**EXERCISE INSTRUCTIONS**
Before you finish, make sure every line below has been written out exactly.

**INFORMATION**
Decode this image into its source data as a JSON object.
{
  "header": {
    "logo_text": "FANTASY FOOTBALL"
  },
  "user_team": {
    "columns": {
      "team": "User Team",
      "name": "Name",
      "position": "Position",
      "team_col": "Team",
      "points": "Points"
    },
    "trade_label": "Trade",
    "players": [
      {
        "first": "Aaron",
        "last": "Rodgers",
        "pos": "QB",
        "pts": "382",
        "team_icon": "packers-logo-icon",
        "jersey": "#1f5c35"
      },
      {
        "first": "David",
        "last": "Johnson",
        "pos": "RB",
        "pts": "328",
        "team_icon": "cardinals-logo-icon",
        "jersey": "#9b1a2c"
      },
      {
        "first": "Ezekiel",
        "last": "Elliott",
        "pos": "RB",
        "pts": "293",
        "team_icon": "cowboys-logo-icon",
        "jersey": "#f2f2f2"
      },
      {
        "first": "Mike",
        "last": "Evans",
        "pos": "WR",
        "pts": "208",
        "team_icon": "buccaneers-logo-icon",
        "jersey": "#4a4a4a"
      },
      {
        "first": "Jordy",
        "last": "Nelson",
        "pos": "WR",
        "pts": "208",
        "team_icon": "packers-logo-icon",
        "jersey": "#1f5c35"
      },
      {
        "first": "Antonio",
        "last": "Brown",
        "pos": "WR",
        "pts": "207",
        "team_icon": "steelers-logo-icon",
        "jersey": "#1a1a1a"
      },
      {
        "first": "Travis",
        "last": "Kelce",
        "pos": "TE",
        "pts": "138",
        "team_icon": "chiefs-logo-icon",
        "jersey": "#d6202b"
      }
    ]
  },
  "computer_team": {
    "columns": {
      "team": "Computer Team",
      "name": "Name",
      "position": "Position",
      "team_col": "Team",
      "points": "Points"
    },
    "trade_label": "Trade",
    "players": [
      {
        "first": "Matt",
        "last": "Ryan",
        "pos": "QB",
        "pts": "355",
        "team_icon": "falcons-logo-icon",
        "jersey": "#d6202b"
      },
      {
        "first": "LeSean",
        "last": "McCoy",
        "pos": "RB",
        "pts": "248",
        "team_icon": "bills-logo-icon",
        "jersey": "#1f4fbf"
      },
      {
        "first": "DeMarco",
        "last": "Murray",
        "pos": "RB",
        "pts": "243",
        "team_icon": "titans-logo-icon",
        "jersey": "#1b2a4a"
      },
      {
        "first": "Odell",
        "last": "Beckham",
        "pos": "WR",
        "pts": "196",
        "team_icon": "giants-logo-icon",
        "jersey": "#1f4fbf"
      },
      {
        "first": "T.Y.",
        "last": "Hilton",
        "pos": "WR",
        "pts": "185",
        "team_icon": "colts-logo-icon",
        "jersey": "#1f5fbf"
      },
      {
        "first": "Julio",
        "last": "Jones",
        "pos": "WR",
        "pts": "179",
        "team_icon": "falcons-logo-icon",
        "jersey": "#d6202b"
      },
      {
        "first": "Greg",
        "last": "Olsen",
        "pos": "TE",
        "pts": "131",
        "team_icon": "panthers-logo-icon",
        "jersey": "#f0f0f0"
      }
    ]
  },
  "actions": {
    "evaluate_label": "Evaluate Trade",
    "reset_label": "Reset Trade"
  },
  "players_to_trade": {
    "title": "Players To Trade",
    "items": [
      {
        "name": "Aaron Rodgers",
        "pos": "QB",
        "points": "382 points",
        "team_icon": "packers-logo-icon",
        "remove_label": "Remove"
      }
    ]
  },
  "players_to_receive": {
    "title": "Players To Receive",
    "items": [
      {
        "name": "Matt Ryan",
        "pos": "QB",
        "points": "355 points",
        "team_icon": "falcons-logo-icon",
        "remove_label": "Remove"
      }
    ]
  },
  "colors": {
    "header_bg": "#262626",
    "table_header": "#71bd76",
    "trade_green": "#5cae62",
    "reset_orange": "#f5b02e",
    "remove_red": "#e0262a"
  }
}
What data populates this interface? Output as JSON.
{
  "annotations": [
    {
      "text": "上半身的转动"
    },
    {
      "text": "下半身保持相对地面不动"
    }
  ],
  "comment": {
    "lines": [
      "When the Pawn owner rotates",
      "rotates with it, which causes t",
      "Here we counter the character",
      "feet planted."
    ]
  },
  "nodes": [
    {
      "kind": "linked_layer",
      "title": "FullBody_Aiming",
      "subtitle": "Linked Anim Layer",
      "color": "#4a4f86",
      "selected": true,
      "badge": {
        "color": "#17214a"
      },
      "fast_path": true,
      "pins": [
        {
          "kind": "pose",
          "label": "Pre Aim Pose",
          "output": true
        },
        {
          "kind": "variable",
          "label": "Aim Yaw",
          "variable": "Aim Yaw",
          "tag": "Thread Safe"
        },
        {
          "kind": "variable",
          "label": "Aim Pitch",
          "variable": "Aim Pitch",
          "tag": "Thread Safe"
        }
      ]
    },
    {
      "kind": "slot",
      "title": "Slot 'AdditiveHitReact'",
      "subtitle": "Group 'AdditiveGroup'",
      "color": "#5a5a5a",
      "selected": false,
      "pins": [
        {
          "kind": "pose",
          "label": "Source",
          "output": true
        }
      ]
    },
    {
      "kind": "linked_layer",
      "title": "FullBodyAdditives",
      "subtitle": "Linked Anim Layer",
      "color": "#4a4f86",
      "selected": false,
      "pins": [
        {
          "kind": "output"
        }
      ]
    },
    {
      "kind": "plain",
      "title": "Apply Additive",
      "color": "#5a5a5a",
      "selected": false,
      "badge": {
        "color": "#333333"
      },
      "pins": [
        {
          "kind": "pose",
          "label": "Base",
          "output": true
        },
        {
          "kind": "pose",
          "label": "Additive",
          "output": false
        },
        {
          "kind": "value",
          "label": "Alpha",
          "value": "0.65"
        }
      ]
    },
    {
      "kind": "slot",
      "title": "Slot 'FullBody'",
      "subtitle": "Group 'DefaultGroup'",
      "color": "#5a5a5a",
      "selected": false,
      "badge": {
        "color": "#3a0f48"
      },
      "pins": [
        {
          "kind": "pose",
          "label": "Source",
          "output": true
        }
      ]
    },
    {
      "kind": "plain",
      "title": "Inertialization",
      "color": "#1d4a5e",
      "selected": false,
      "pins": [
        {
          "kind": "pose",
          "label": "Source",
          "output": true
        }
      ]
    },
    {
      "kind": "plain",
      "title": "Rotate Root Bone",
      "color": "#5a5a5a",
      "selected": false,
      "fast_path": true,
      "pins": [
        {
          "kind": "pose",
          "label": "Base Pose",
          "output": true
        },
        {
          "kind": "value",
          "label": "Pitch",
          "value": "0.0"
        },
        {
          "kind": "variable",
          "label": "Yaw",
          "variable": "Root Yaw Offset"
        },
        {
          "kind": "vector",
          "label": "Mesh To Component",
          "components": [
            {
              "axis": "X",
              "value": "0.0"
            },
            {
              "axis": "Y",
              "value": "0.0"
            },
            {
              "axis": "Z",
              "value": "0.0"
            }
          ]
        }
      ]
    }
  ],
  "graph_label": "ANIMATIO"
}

**ANSWER AREA**
Decode this image into its source data as a JSON object.
{
  "header": {
    "logo_text": "FANTASY FOOTBALL"
  },
  "user_team": {
    "columns": {
      "team": "User Team",
      "name": "Name",
      "position": "Position",
      "team_col": "Team",
      "points": "Points"
    },
    "trade_label": "Trade",
    "players": [
      {
        "first": "Aaron",
        "last": "Rodgers",
        "pos": "QB",
        "pts": "382",
        "team_icon": "packers-logo-icon",
        "jersey": "#1f5c35"
      },
      {
        "first": "David",
        "last": "Johnson",
        "pos": "RB",
        "pts": "328",
        "team_icon": "cardinals-logo-icon",
        "jersey": "#9b1a2c"
      },
      {
        "first": "Ezekiel",
        "last": "Elliott",
        "pos": "RB",
        "pts": "293",
        "team_icon": "cowboys-logo-icon",
        "jersey": "#f2f2f2"
      },
      {
        "first": "Mike",
        "last": "Evans",
        "pos": "WR",
        "pts": "208",
        "team_icon": "buccaneers-logo-icon",
        "jersey": "#4a4a4a"
      },
      {
        "first": "Jordy",
        "last": "Nelson",
        "pos": "WR",
        "pts": "208",
        "team_icon": "packers-logo-icon",
        "jersey": "#1f5c35"
      },
      {
        "first": "Antonio",
        "last": "Brown",
        "pos": "WR",
        "pts": "207",
        "team_icon": "steelers-logo-icon",
        "jersey": "#1a1a1a"
      },
      {
        "first": "Travis",
        "last": "Kelce",
        "pos": "TE",
        "pts": "138",
        "team_icon": "chiefs-logo-icon",
        "jersey": "#d6202b"
      }
    ]
  },
  "computer_team": {
    "columns": {
      "team": "Computer Team",
      "name": "Name",
      "position": "Position",
      "team_col": "Team",
      "points": "Points"
    },
    "trade_label": "Trade",
    "players": [
      {
        "first": "Matt",
        "last": "Ryan",
        "pos": "QB",
        "pts": "355",
        "team_icon": "falcons-logo-icon",
        "jersey": "#d6202b"
      },
      {
        "first": "LeSean",
        "last": "McCoy",
        "pos": "RB",
        "pts": "248",
        "team_icon": "bills-logo-icon",
        "jersey": "#1f4fbf"
      },
      {
        "first": "DeMarco",
        "last": "Murray",
        "pos": "RB",
        "pts": "243",
        "team_icon": "titans-logo-icon",
        "jersey": "#1b2a4a"
      },
      {
        "first": "Odell",
        "last": "Beckham",
        "pos": "WR",
        "pts": "196",
        "team_icon": "giants-logo-icon",
        "jersey": "#1f4fbf"
      },
      {
        "first": "T.Y.",
        "last": "Hilton",
        "pos": "WR",
        "pts": "185",
        "team_icon": "colts-logo-icon",
        "jersey": "#1f5fbf"
      },
      {
        "first": "Julio",
        "last": "Jones",
        "pos": "WR",
        "pts": "179",
        "team_icon": "falcons-logo-icon",
        "jersey": "#d6202b"
      },
      {
        "first": "Greg",
        "last": "Olsen",
        "pos": "TE",
        "pts": "131",
        "team_icon": "panthers-logo-icon",
        "jersey": "#f0f0f0"
      }
    ]
  },
  "actions": {
    "evaluate_label": "Evaluate Trade",
    "reset_label": "Reset Trade"
  },
  "players_to_trade": {
    "title": "Players To Trade",
    "items": [
      {
        "name": "Aaron Rodgers",
        "pos": "QB",
        "points": "382 points",
        "team_icon": "packers-logo-icon",
        "remove_label": "Remove"
      }
    ]
  },
  "players_to_receive": {
    "title": "Players To Receive",
    "items": [
      {
        "name": "Matt Ryan",
        "pos": "QB",
        "points": "355 points",
        "team_icon": "falcons-logo-icon",
        "remove_label": "Remove"
      }
    ]
  },
  "colors": {
    "header_bg": "#262626",
    "table_header": "#71bd76",
    "trade_green": "#5cae62",
    "reset_orange": "#f5b02e",
    "remove_red": "#e0262a"
  }
}
What data populates this interface? Output as JSON.
{
  "annotations": [
    {
      "text": "上半身的转动"
    },
    {
      "text": "下半身保持相对地面不动"
    }
  ],
  "comment": {
    "lines": [
      "When the Pawn owner rotates",
      "rotates with it, which causes t",
      "Here we counter the character",
      "feet planted."
    ]
  },
  "nodes": [
    {
      "kind": "linked_layer",
      "title": "FullBody_Aiming",
      "subtitle": "Linked Anim Layer",
      "color": "#4a4f86",
      "selected": true,
      "badge": {
        "color": "#17214a"
      },
      "fast_path": true,
      "pins": [
        {
          "kind": "pose",
          "label": "Pre Aim Pose",
          "output": true
        },
        {
          "kind": "variable",
          "label": "Aim Yaw",
          "variable": "Aim Yaw",
          "tag": "Thread Safe"
        },
        {
          "kind": "variable",
          "label": "Aim Pitch",
          "variable": "Aim Pitch",
          "tag": "Thread Safe"
        }
      ]
    },
    {
      "kind": "slot",
      "title": "Slot 'AdditiveHitReact'",
      "subtitle": "Group 'AdditiveGroup'",
      "color": "#5a5a5a",
      "selected": false,
      "pins": [
        {
          "kind": "pose",
          "label": "Source",
          "output": true
        }
      ]
    },
    {
      "kind": "linked_layer",
      "title": "FullBodyAdditives",
      "subtitle": "Linked Anim Layer",
      "color": "#4a4f86",
      "selected": false,
      "pins": [
        {
          "kind": "output"
        }
      ]
    },
    {
      "kind": "plain",
      "title": "Apply Additive",
      "color": "#5a5a5a",
      "selected": false,
      "badge": {
        "color": "#333333"
      },
      "pins": [
        {
          "kind": "pose",
          "label": "Base",
          "output": true
        },
        {
          "kind": "pose",
          "label": "Additive",
          "output": false
        },
        {
          "kind": "value",
          "label": "Alpha",
          "value": "0.65"
        }
      ]
    },
    {
      "kind": "slot",
      "title": "Slot 'FullBody'",
      "subtitle": "Group 'DefaultGroup'",
      "color": "#5a5a5a",
      "selected": false,
      "badge": {
        "color": "#3a0f48"
      },
      "pins": [
        {
          "kind": "pose",
          "label": "Source",
          "output": true
        }
      ]
    },
    {
      "kind": "plain",
      "title": "Inertialization",
      "color": "#1d4a5e",
      "selected": false,
      "pins": [
        {
          "kind": "pose",
          "label": "Source",
          "output": true
        }
      ]
    },
    {
      "kind": "plain",
      "title": "Rotate Root Bone",
      "color": "#5a5a5a",
      "selected": false,
      "fast_path": true,
      "pins": [
        {
          "kind": "pose",
          "label": "Base Pose",
          "output": true
        },
        {
          "kind": "value",
          "label": "Pitch",
          "value": "0.0"
        },
        {
          "kind": "variable",
          "label": "Yaw",
          "variable": "Root Yaw Offset"
        },
        {
          "kind": "vector",
          "label": "Mesh To Component",
          "components": [
            {
              "axis": "X",
              "value": "0.0"
            },
            {
              "axis": "Y",
              "value": "0.0"
            },
            {
              "axis": "Z",
              "value": "0.0"
            }
          ]
        }
      ]
    }
  ],
  "graph_label": "ANIMATIO"
}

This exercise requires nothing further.